The records:
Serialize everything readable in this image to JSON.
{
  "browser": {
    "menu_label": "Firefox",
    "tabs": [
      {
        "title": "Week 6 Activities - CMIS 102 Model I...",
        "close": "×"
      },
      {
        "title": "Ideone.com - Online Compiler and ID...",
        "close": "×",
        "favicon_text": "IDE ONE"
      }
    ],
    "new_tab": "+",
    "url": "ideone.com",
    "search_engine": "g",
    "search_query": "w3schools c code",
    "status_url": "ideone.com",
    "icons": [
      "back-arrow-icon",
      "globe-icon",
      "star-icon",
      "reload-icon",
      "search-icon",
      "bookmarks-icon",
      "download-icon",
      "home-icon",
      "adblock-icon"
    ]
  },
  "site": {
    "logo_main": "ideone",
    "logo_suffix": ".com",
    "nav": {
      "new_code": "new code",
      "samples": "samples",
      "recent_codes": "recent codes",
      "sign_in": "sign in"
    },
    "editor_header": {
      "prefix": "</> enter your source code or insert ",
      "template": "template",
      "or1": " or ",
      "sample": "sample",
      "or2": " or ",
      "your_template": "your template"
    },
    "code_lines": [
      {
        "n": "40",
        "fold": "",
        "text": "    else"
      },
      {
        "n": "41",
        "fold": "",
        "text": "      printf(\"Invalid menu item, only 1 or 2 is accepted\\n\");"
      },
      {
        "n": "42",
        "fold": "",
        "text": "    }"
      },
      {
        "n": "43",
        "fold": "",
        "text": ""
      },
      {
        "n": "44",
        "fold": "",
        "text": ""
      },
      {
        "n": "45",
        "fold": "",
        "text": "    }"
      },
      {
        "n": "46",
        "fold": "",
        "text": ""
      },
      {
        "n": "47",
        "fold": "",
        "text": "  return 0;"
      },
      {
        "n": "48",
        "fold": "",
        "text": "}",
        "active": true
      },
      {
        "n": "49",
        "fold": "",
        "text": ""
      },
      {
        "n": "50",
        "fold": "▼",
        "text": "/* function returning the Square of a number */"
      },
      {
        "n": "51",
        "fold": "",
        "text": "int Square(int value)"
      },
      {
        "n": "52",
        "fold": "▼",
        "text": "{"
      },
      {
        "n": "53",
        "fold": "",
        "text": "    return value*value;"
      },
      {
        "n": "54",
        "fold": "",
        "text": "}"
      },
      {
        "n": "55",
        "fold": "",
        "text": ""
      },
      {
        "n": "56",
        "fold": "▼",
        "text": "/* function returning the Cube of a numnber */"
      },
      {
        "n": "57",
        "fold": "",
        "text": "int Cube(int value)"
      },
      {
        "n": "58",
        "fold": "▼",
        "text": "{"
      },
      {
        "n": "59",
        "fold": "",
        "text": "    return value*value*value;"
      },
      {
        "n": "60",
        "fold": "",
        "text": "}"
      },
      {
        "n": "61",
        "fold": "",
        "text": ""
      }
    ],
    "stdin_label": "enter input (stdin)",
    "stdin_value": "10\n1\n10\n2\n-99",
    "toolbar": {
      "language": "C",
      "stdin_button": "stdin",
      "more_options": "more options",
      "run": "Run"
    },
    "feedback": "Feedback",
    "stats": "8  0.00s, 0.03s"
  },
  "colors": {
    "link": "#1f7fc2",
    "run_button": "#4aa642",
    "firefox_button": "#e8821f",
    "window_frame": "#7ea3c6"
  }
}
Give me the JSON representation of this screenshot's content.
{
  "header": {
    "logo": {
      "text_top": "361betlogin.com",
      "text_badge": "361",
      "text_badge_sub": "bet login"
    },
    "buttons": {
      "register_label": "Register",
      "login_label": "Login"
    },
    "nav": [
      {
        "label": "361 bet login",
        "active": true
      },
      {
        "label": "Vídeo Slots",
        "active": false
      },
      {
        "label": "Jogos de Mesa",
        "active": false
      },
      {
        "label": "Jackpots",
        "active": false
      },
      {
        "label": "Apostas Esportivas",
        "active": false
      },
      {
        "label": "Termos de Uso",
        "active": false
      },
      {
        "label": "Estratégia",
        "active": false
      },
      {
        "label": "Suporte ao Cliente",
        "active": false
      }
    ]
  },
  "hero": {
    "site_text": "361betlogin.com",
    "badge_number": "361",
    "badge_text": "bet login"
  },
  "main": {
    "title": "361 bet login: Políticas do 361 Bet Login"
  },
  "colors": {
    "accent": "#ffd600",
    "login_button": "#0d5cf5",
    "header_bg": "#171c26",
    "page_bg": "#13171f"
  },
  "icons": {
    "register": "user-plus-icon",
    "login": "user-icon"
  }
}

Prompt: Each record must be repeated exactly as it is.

Exercise solution:
Serialize everything readable in this image to JSON.
{
  "browser": {
    "menu_label": "Firefox",
    "tabs": [
      {
        "title": "Week 6 Activities - CMIS 102 Model I...",
        "close": "×"
      },
      {
        "title": "Ideone.com - Online Compiler and ID...",
        "close": "×",
        "favicon_text": "IDE ONE"
      }
    ],
    "new_tab": "+",
    "url": "ideone.com",
    "search_engine": "g",
    "search_query": "w3schools c code",
    "status_url": "ideone.com",
    "icons": [
      "back-arrow-icon",
      "globe-icon",
      "star-icon",
      "reload-icon",
      "search-icon",
      "bookmarks-icon",
      "download-icon",
      "home-icon",
      "adblock-icon"
    ]
  },
  "site": {
    "logo_main": "ideone",
    "logo_suffix": ".com",
    "nav": {
      "new_code": "new code",
      "samples": "samples",
      "recent_codes": "recent codes",
      "sign_in": "sign in"
    },
    "editor_header": {
      "prefix": "</> enter your source code or insert ",
      "template": "template",
      "or1": " or ",
      "sample": "sample",
      "or2": " or ",
      "your_template": "your template"
    },
    "code_lines": [
      {
        "n": "40",
        "fold": "",
        "text": "    else"
      },
      {
        "n": "41",
        "fold": "",
        "text": "      printf(\"Invalid menu item, only 1 or 2 is accepted\\n\");"
      },
      {
        "n": "42",
        "fold": "",
        "text": "    }"
      },
      {
        "n": "43",
        "fold": "",
        "text": ""
      },
      {
        "n": "44",
        "fold": "",
        "text": ""
      },
      {
        "n": "45",
        "fold": "",
        "text": "    }"
      },
      {
        "n": "46",
        "fold": "",
        "text": ""
      },
      {
        "n": "47",
        "fold": "",
        "text": "  return 0;"
      },
      {
        "n": "48",
        "fold": "",
        "text": "}",
        "active": true
      },
      {
        "n": "49",
        "fold": "",
        "text": ""
      },
      {
        "n": "50",
        "fold": "▼",
        "text": "/* function returning the Square of a number */"
      },
      {
        "n": "51",
        "fold": "",
        "text": "int Square(int value)"
      },
      {
        "n": "52",
        "fold": "▼",
        "text": "{"
      },
      {
        "n": "53",
        "fold": "",
        "text": "    return value*value;"
      },
      {
        "n": "54",
        "fold": "",
        "text": "}"
      },
      {
        "n": "55",
        "fold": "",
        "text": ""
      },
      {
        "n": "56",
        "fold": "▼",
        "text": "/* function returning the Cube of a numnber */"
      },
      {
        "n": "57",
        "fold": "",
        "text": "int Cube(int value)"
      },
      {
        "n": "58",
        "fold": "▼",
        "text": "{"
      },
      {
        "n": "59",
        "fold": "",
        "text": "    return value*value*value;"
      },
      {
        "n": "60",
        "fold": "",
        "text": "}"
      },
      {
        "n": "61",
        "fold": "",
        "text": ""
      }
    ],
    "stdin_label": "enter input (stdin)",
    "stdin_value": "10\n1\n10\n2\n-99",
    "toolbar": {
      "language": "C",
      "stdin_button": "stdin",
      "more_options": "more options",
      "run": "Run"
    },
    "feedback": "Feedback",
    "stats": "8  0.00s, 0.03s"
  },
  "colors": {
    "link": "#1f7fc2",
    "run_button": "#4aa642",
    "firefox_button": "#e8821f",
    "window_frame": "#7ea3c6"
  }
}
Give me the JSON representation of this screenshot's content.
{
  "header": {
    "logo": {
      "text_top": "361betlogin.com",
      "text_badge": "361",
      "text_badge_sub": "bet login"
    },
    "buttons": {
      "register_label": "Register",
      "login_label": "Login"
    },
    "nav": [
      {
        "label": "361 bet login",
        "active": true
      },
      {
        "label": "Vídeo Slots",
        "active": false
      },
      {
        "label": "Jogos de Mesa",
        "active": false
      },
      {
        "label": "Jackpots",
        "active": false
      },
      {
        "label": "Apostas Esportivas",
        "active": false
      },
      {
        "label": "Termos de Uso",
        "active": false
      },
      {
        "label": "Estratégia",
        "active": false
      },
      {
        "label": "Suporte ao Cliente",
        "active": false
      }
    ]
  },
  "hero": {
    "site_text": "361betlogin.com",
    "badge_number": "361",
    "badge_text": "bet login"
  },
  "main": {
    "title": "361 bet login: Políticas do 361 Bet Login"
  },
  "colors": {
    "accent": "#ffd600",
    "login_button": "#0d5cf5",
    "header_bg": "#171c26",
    "page_bg": "#13171f"
  },
  "icons": {
    "register": "user-plus-icon",
    "login": "user-icon"
  }
}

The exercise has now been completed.